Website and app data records
((

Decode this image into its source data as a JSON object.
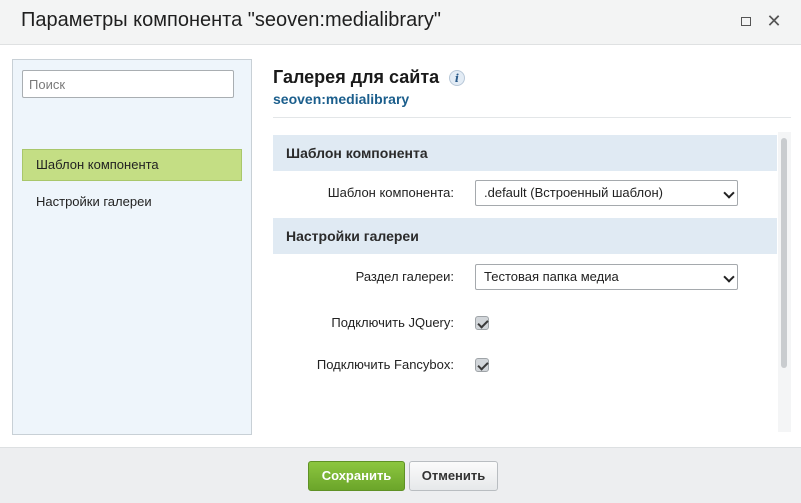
{
  "window": {
    "title": "Параметры компонента \"seoven:medialibrary\"",
    "maximize_icon": "maximize-icon",
    "close_icon": "close-icon",
    "close_glyph": "✕"
  },
  "sidebar": {
    "search_placeholder": "Поиск",
    "items": [
      {
        "label": "Шаблон компонента",
        "active": true
      },
      {
        "label": "Настройки галереи",
        "active": false
      }
    ]
  },
  "main": {
    "title": "Галерея для сайта",
    "info_glyph": "i",
    "subtitle": "seoven:medialibrary",
    "sections": [
      {
        "header": "Шаблон компонента",
        "fields": [
          {
            "label": "Шаблон компонента:",
            "type": "select",
            "value": ".default (Встроенный шаблон)"
          }
        ]
      },
      {
        "header": "Настройки галереи",
        "fields": [
          {
            "label": "Раздел галереи:",
            "type": "select",
            "value": "Тестовая папка медиа"
          },
          {
            "label": "Подключить JQuery:",
            "type": "checkbox",
            "checked": true
          },
          {
            "label": "Подключить Fancybox:",
            "type": "checkbox",
            "checked": true
          }
        ]
      }
    ]
  },
  "footer": {
    "save_label": "Сохранить",
    "cancel_label": "Отменить"
  },
  "colors": {
    "accent_green": "#8cc63f",
    "active_item": "#c4de84",
    "section_header": "#e0eaf3",
    "link_blue": "#1b5e8c"
  }
}
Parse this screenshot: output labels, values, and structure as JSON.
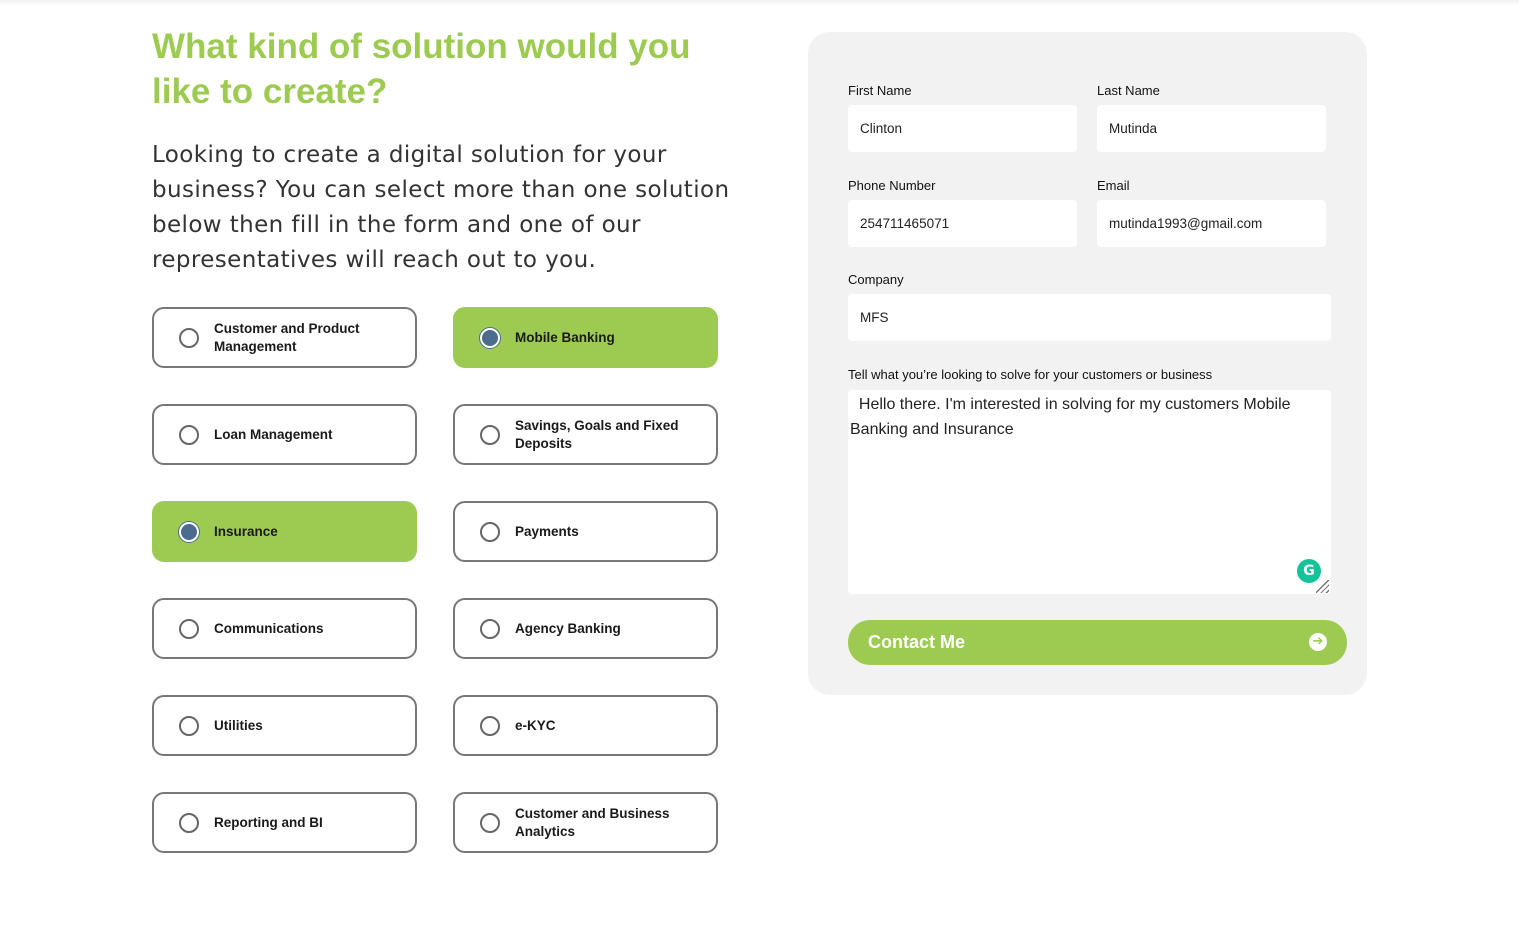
{
  "heading": "What kind of solution would you like to create?",
  "intro": "Looking to create a digital solution for your business? You can select more than one solution below then fill in the form and one of our representatives will reach out to you.",
  "options": [
    {
      "label": "Customer and Product Management",
      "selected": false
    },
    {
      "label": "Mobile Banking",
      "selected": true
    },
    {
      "label": "Loan Management",
      "selected": false
    },
    {
      "label": "Savings, Goals and Fixed Deposits",
      "selected": false
    },
    {
      "label": "Insurance",
      "selected": true
    },
    {
      "label": "Payments",
      "selected": false
    },
    {
      "label": "Communications",
      "selected": false
    },
    {
      "label": "Agency Banking",
      "selected": false
    },
    {
      "label": "Utilities",
      "selected": false
    },
    {
      "label": "e-KYC",
      "selected": false
    },
    {
      "label": "Reporting and BI",
      "selected": false
    },
    {
      "label": "Customer and Business Analytics",
      "selected": false
    }
  ],
  "form": {
    "first_name_label": "First Name",
    "first_name_value": "Clinton",
    "last_name_label": "Last Name",
    "last_name_value": "Mutinda",
    "phone_label": "Phone Number",
    "phone_value": "254711465071",
    "email_label": "Email",
    "email_value": "mutinda1993@gmail.com",
    "company_label": "Company",
    "company_value": "MFS",
    "message_label": "Tell what you’re looking to solve for your customers or business",
    "message_value": "  Hello there. I'm interested in solving for my customers Mobile Banking and Insurance",
    "submit_label": "Contact Me",
    "submit_icon": "arrow-circle-right-icon"
  },
  "colors": {
    "accent": "#9dcb52",
    "radio_selected": "#4b6c8f",
    "card_bg": "#f2f2f2",
    "grammarly": "#15c39a"
  }
}
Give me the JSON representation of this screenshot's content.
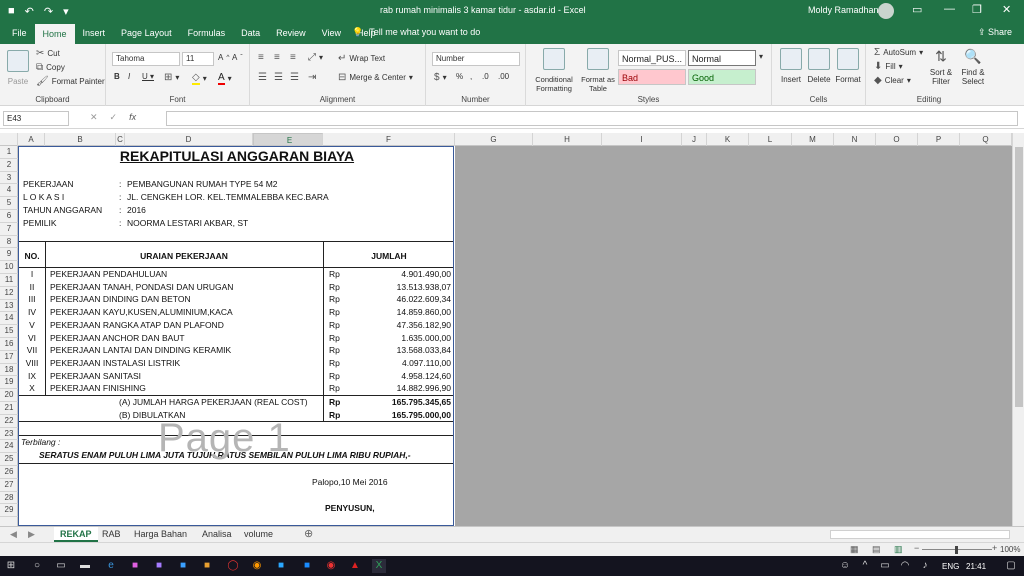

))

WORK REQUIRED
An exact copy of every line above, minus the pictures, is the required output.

RESPONSE
Decode this image into its source data as a JSON object.
{
  "window": {
    "title": "Параметры компонента \"seoven:medialibrary\"",
    "maximize_icon": "maximize-icon",
    "close_icon": "close-icon",
    "close_glyph": "✕"
  },
  "sidebar": {
    "search_placeholder": "Поиск",
    "items": [
      {
        "label": "Шаблон компонента",
        "active": true
      },
      {
        "label": "Настройки галереи",
        "active": false
      }
    ]
  },
  "main": {
    "title": "Галерея для сайта",
    "info_glyph": "i",
    "subtitle": "seoven:medialibrary",
    "sections": [
      {
        "header": "Шаблон компонента",
        "fields": [
          {
            "label": "Шаблон компонента:",
            "type": "select",
            "value": ".default (Встроенный шаблон)"
          }
        ]
      },
      {
        "header": "Настройки галереи",
        "fields": [
          {
            "label": "Раздел галереи:",
            "type": "select",
            "value": "Тестовая папка медиа"
          },
          {
            "label": "Подключить JQuery:",
            "type": "checkbox",
            "checked": true
          },
          {
            "label": "Подключить Fancybox:",
            "type": "checkbox",
            "checked": true
          }
        ]
      }
    ]
  },
  "footer": {
    "save_label": "Сохранить",
    "cancel_label": "Отменить"
  },
  "colors": {
    "accent_green": "#8cc63f",
    "active_item": "#c4de84",
    "section_header": "#e0eaf3",
    "link_blue": "#1b5e8c"
  }
}
Parse this screenshot: output labels, values, and structure as JSON.
{
  "heading": "What kind of solution would you like to create?",
  "intro": "Looking to create a digital solution for your business? You can select more than one solution below then fill in the form and one of our representatives will reach out to you.",
  "options": [
    {
      "label": "Customer and Product Management",
      "selected": false
    },
    {
      "label": "Mobile Banking",
      "selected": true
    },
    {
      "label": "Loan Management",
      "selected": false
    },
    {
      "label": "Savings, Goals and Fixed Deposits",
      "selected": false
    },
    {
      "label": "Insurance",
      "selected": true
    },
    {
      "label": "Payments",
      "selected": false
    },
    {
      "label": "Communications",
      "selected": false
    },
    {
      "label": "Agency Banking",
      "selected": false
    },
    {
      "label": "Utilities",
      "selected": false
    },
    {
      "label": "e-KYC",
      "selected": false
    },
    {
      "label": "Reporting and BI",
      "selected": false
    },
    {
      "label": "Customer and Business Analytics",
      "selected": false
    }
  ],
  "form": {
    "first_name_label": "First Name",
    "first_name_value": "Clinton",
    "last_name_label": "Last Name",
    "last_name_value": "Mutinda",
    "phone_label": "Phone Number",
    "phone_value": "254711465071",
    "email_label": "Email",
    "email_value": "mutinda1993@gmail.com",
    "company_label": "Company",
    "company_value": "MFS",
    "message_label": "Tell what you’re looking to solve for your customers or business",
    "message_value": "  Hello there. I'm interested in solving for my customers Mobile Banking and Insurance",
    "submit_label": "Contact Me",
    "submit_icon": "arrow-circle-right-icon"
  },
  "colors": {
    "accent": "#9dcb52",
    "radio_selected": "#4b6c8f",
    "card_bg": "#f2f2f2",
    "grammarly": "#15c39a"
  }
}
Give me the JSON representation of this screenshot's content.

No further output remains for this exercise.